The purpose of the present study was to explore the ways people achieve their happiness employing two approaches, i.e. a dimension-centred, focusing on the three orientations to happiness (orientation to pleasure, meaning, and engagement), and a person-centred, focusing on patterns of these three orientations within individuals. The predictive validity of individual orientations to happiness and their characteristic patterns for three aspects of subjective well-being was explored. Adult participants (N = 1,142; 33 % male) filled-in the Orientations to Happiness Questionnaire and the Mental Health Continuum-Long Form. Applying the dimension-centred approach, results suggested that all of the orientations represent possible and appropriate ways to achieve happiness. Person-centred analysis yielded four groups of individuals with similar profiles of ways towards happiness and membership of these groups was associated with individual%s well-being. Leading an empty life was associated with the poorest outcomes and full life with the highest well-being, with moderate well-being characterizing individuals pursuing pleasurable and meaningful life. More precisely, pleasurable life and meaningful life had relatively similar predictive value for psychological well-being but demonstrated discriminant validity for emotional and social well-being. This suggests that the profiles are meaningfully different and highlights the importance of the multiplicative influences of the three specific orientations to happiness.

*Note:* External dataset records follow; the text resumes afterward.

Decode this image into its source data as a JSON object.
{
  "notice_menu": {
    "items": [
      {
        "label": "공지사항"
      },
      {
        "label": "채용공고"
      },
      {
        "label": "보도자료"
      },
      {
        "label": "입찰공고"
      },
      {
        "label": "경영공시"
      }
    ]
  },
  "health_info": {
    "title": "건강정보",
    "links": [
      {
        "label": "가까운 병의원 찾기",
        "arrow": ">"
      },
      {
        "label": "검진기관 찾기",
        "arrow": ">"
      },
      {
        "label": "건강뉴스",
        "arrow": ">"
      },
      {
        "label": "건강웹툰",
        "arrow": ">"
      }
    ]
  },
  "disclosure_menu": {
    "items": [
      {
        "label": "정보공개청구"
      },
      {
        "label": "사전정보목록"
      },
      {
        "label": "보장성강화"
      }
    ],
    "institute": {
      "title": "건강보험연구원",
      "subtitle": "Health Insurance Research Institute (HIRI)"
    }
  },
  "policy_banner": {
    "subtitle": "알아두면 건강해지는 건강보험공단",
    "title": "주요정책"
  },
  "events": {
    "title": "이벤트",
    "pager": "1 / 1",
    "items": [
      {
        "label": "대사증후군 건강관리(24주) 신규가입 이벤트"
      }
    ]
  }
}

The construct of individualism-collectivism (IND-COL) has become the definitive standard in cross-cultural psychology, management, and related fields. It is also among the most controversial, in particular, with regard to the ambiguity of its dimensionality: Some view IND and COL as the opposites of a single continuum, whereas others argue that the two are independent constructs. We explored the issue through seven different tests using original individual-level data from 50 studies and meta-analytic data from 149 empirical publications yielding a total of 295 samplelevel observations that were collected using six established instruments for assessing IND and COL as separate constructs. Results indicated that the dimensionality of IND-COL may depend on (a) the specific instrument used to collect the data, (b) the sample characteristics and the cultural region from which the data were collected, and (c) the level of analysis. We also review inconsistencies, deficiencies, and challenges of conceptualizing IND-COL and provide guidelines for developing and selecting instruments for measuring the construct, and for reporting and meta-analyzing results from this line of research.

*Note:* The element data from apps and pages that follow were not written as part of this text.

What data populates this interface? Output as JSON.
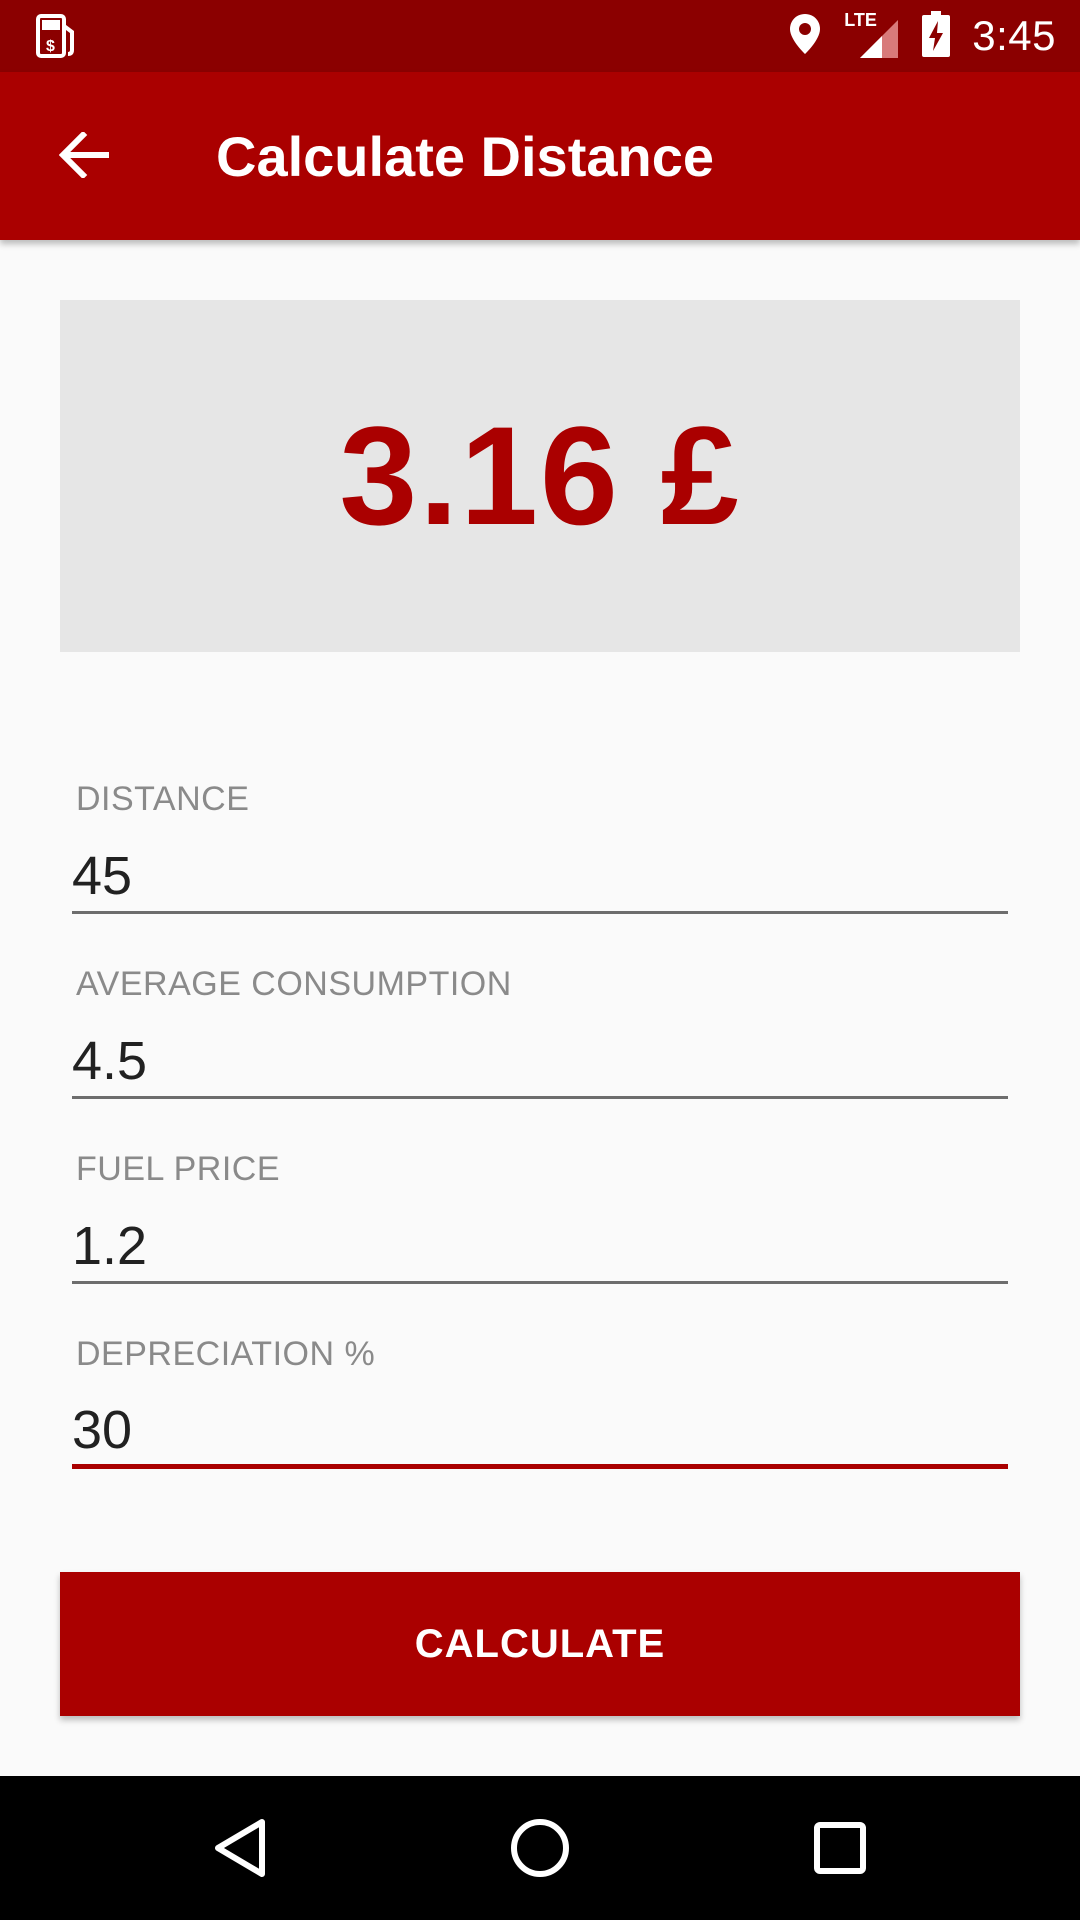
{
  "status_bar": {
    "left_icon": "fuel-pump-dollar-icon",
    "icons": [
      "location-pin-icon",
      "lte-signal-icon",
      "battery-charging-icon"
    ],
    "lte_label": "LTE",
    "time": "3:45",
    "background": "#8b0000"
  },
  "app_bar": {
    "back_icon": "arrow-back-icon",
    "title": "Calculate Distance",
    "background": "#aa0000"
  },
  "result": {
    "value": "3.16 £",
    "color": "#aa0000"
  },
  "form": {
    "fields": [
      {
        "label": "DISTANCE",
        "value": "45"
      },
      {
        "label": "AVERAGE CONSUMPTION",
        "value": "4.5"
      },
      {
        "label": "FUEL PRICE",
        "value": "1.2"
      },
      {
        "label": "DEPRECIATION %",
        "value": "30",
        "focused": true
      }
    ]
  },
  "calculate_button": {
    "label": "CALCULATE"
  },
  "nav_bar": {
    "buttons": [
      "back-triangle-icon",
      "home-circle-icon",
      "recents-square-icon"
    ]
  }
}
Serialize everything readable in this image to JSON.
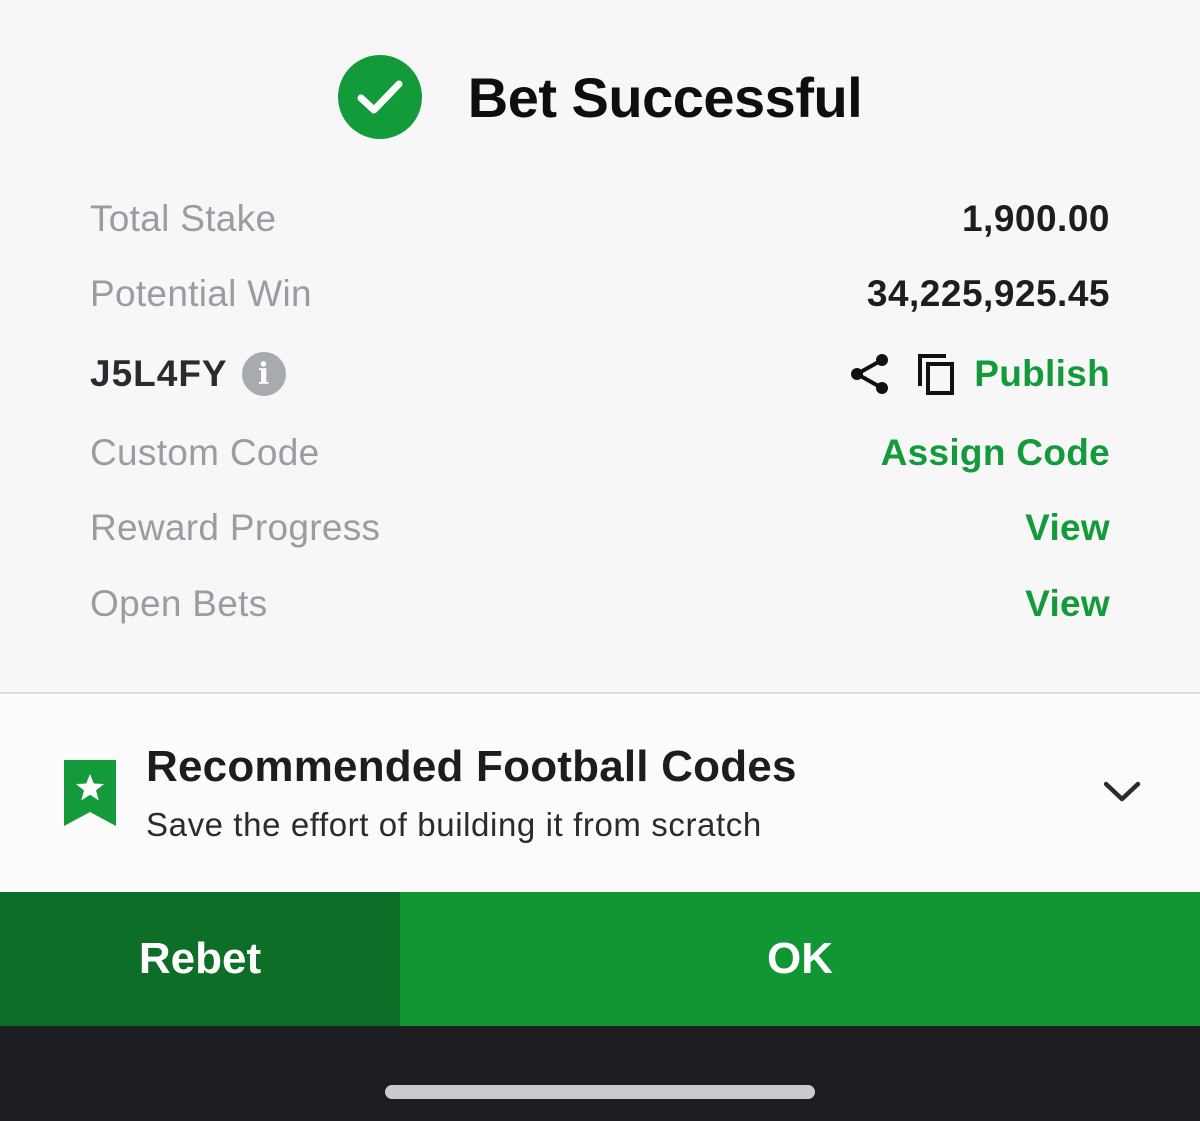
{
  "header": {
    "title": "Bet Successful",
    "status_icon": "check-circle-icon",
    "accent_color": "#139a3a"
  },
  "details": {
    "total_stake": {
      "label": "Total Stake",
      "value": "1,900.00"
    },
    "potential_win": {
      "label": "Potential Win",
      "value": "34,225,925.45"
    },
    "booking": {
      "code": "J5L4FY",
      "info_icon": "info-icon",
      "share_icon": "share-icon",
      "copy_icon": "copy-icon",
      "publish_label": "Publish"
    },
    "custom_code": {
      "label": "Custom Code",
      "action": "Assign Code"
    },
    "reward_progress": {
      "label": "Reward Progress",
      "action": "View"
    },
    "open_bets": {
      "label": "Open Bets",
      "action": "View"
    }
  },
  "recommended": {
    "title": "Recommended Football Codes",
    "subtitle": "Save the effort of building it from scratch",
    "icon": "bookmark-star-icon",
    "toggle_icon": "chevron-down-icon"
  },
  "actions": {
    "rebet_label": "Rebet",
    "ok_label": "OK",
    "rebet_color": "#0d6e27",
    "ok_color": "#119634"
  }
}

This study provides an interdisciplinary account determining how children and adolescents understand urban and architectural aspects of sustainable development. The concept of sustainability implies complex relations between ethical, economical, social, technical and other qualities of our environment. The concept is difficult to understand for children who lack the abilities of abstract reasoning and multidimensional thinking. A new measure of sustainability understanding was formed based on pictorial rather than textual format and was applied to a large sample of over 2000 participants aged 6-19 years. The results indicated that girls had higher levels of appreciation toward sustainability issues than boys. The results also showed that understanding of sustainability issues increased progressively with age, particularly with adolescents from urban environments. The findings are discussed in terms of cognitive changes in adolescence and their implications for educational policy.
The role of personality traits in 674 emerging adult students (aged 18 to 28; 80% female) individuation in relation to parents was investigated cross-sectionally. Self-reports were obtained by the Big Five Inventory and the Individuation Test for Emerging Adults. Personality was predictive of measures of individuation, over and above the students' background characteristics, suggesting that personality can be viewed as an inner resource shaping experiences of individuation. Agreeableness contributed to support seeking, and connectedness with both parents, and Extraversion predicted connectedness with mothers. Conscientiousness was related negatively to both perceptions of parental intrusiveness and fear of disappointing the mother, whereas Neuroticism was predictive of perceptions of maternal intrusiveness, and fear of disappointing the parents. Openness was associated with self-reliance in relationships with both parents, and demonstrated negative links with support seeking and connectedness with mothers. Few moderating effects of age and gender on Extraversion-individuation associations were revealed.
The aim of the study was to examine the relationships between gender, previous knowledge, different personality traits, subject-specific motivational dimensions and students` math grade in secondary school. A total of 386 first-year students (142 boys and 244 girls) from secondary schools in Slovenia (mean age was 15.7 years) participated in the study. Different measures were used to assess students` previous knowledge, personality traits, subject-specific interest, self-efficacy, immediate action and procrastination/distractibility. Path analysis was used to test the model of direct effects of gender, previous knowledge and personality traits on math grade and indirect effects of previous knowledge and personality traits on the grade through subject-specific motivational variables. The results of path analysis revealed that we can explain 40 % of the variance in math grade with variables included in the research. Gender, previous knowledge and personality traits have direct and indirect impacts on achievement. Among personality variables, conscientiousness proved to be the most important direct and indirect predictor of math grade. A significant part of variance in math grade can be explained by taking into account more general individual differences on the one hand and subject-specific motivational processes, which act as mediators, on the other hand. In promoting students` math achievement, teachers should take into account students` personality traits and try to develop their motivational self-regulation.